Eating disorders have historically been thought to greatly affect “only” women. Even when looking at the literature, less than 1% of eating disorder studies have focused on specifically men.
In fact, eating disorders were so associated with women that until very recently, to be diagnosed with an “eating disorder” (especially anorexia), you had to meet the “loss of a menstrual period” criterion. But the situation is actually much more dangerous than it seems. One-third of people struggling with eating disorders are men. However, it is thought that these data are not one hundred percent accurate, since there are very few studies focused on men and this subject is considered taboo. In addition, disordered eating behaviors such as using laxatives, fasting for long hours, and making oneself vomit, which are not severe enough to be diagnosed with the disease, are at least as common in men as in women. Also, just like women, eating disorders can affect men of all ages equally and can lead to serious health problems.
Various types of eating disorders are common in men. So much so that 15% of people battling anorexia, bulimia and binge eating disorder are male. In addition, it has been proven that disordered eating behaviors in men correspond to direct body image concerns such as “looking more muscular”. Although men and women may show almost the same symptoms in eating disorders, it has been found that some differences can be observed in men struggling with these diseases. For example, “Anorexia Nervosa”, which has the highest patient and mortality rate in the female population, is manifested in men as a concern about the ratio of body fat and muscle, rather than a fear of gaining weight. However, in addition to consuming emetic drugs, men who struggle with anorexia consume steroids or additional nutrients that help build muscle. It was also found that in addition to the known symptoms of bulimia Nervosa, men did not experience a sense of loss of control while exhibiting excessive eating behavior and exercised more as a compensatory behavior. However, symptoms in men do not have to be different from those in women.
Studies have also found that men with eating disorders are more prone to excessive exercise, anxiety, depression, substance abuse, and mood disorders. It has also been found that not only heterosexual men but also people of all sexual orientations, including gay and bisexual men, struggle with eating disorders to a large extent. However, although homosexual men are more likely to have eating disorders, most men with this disorder are heterosexual and there is no strong relationship between sexual orientation and eating disorder. But instead, a relationship was found between eating disorder’s expression and gender identification. So much so that men who define themselves as more feminine have concerns about thinness, while men who adopt more masculine stereotypes have concerns about muscularity.

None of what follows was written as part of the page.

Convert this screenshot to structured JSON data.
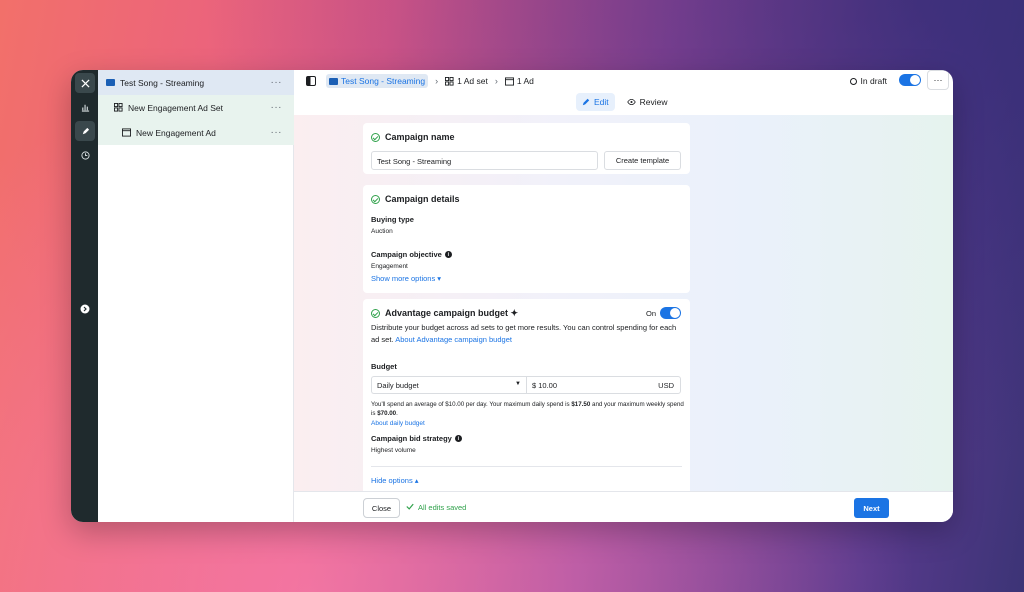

In addition, there are many factors that make the diagnosis and treatment of eating disorders in men more difficult. First of all, the fact that the society and the media see these diseases as specific to women has unfortunately caused such a perception to be formed by some professionals. So much so that most of the risk assessment tools for eating disorders are adapted for women. In addition, the fact that many treatment programs only accept women for eating disorders is one of the most important obstacles men face in the treatment of eating disorders. Such attitudes also prevent men from accepting their illness, causing them to refuse treatment and feel ashamed of themselves.

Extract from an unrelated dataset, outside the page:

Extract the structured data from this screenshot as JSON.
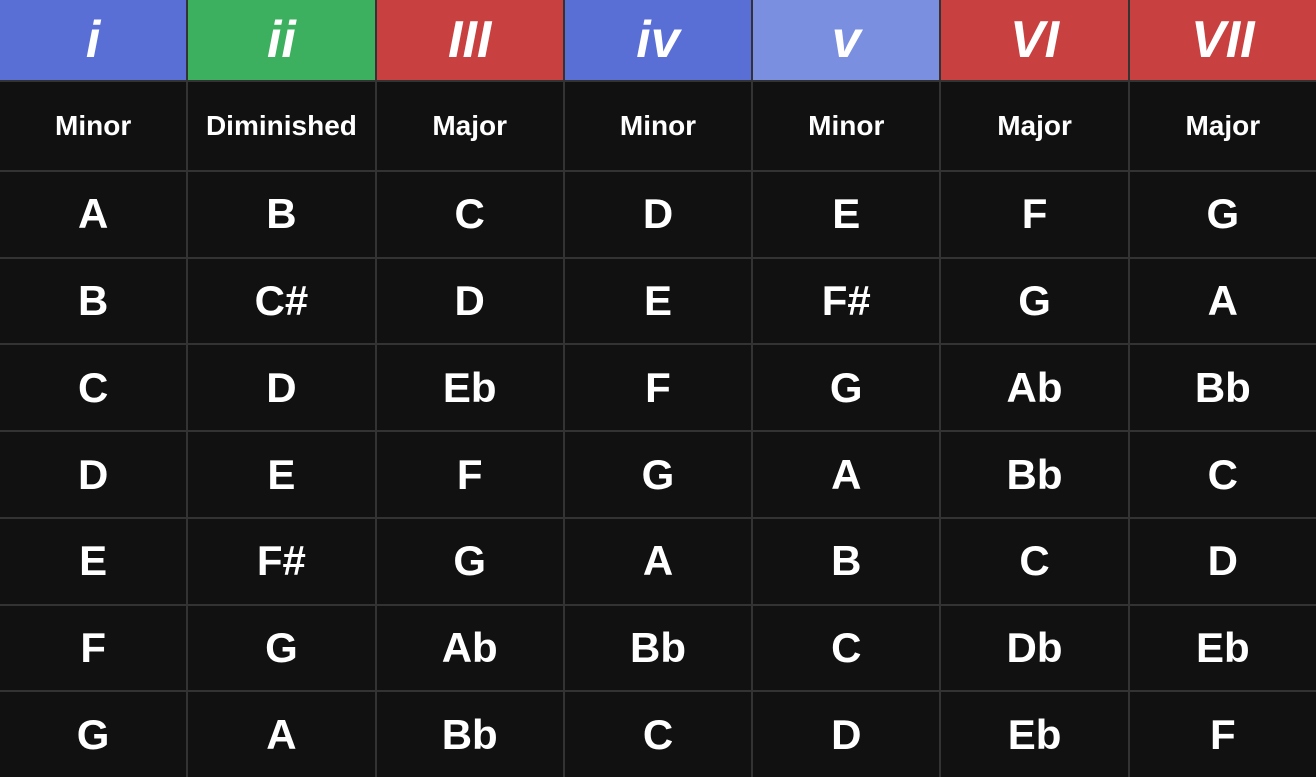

However, solving an eating disorder is not impossible. It is a well-known fact that men are less likely to receive therapy than women, due to the role that society assigns to masculinity and the labeling of eating disorders as a “women’s disease”. However, a good relationship with the therapist can manage to break these prejudices and support a healthy treatment process. What needs to be done next is to raise awareness both in the community and in the professional field and to explain that this disease can be seen in every population.
If you or someone you know is struggling with an Eating Disorder, speak to a professional. Book an appointment here.
Ezgi Nur Budak has a bachelor’s degree in psychology, and she is an intern at Health Clinic of Willingness.
Clopton, J. 2019. Men’s eating disorders often not recognized. Retrieved from https://www.webmd.com/mental-health/eating-disorders/anorexia-nervosa/news/20190906/mens-eating-disorders-often-not-recognized
Muhlheim, L. 2020. Understanding male eating disorders. Retrieved from https://www.verywellmind.com/male-eating-disorders-4140606
Murray, H. B., & Robb, A. S. (2017). Eating disorders in males. In J. Fries & V. Sullivan (Eds.), Eating disorders in special populations: Medical, nutritional, and psychological treatments (pp. 233–246). CRC Press/Routledge/Taylor & Francis Group. https://doi.org/10.1201/9781315153124-9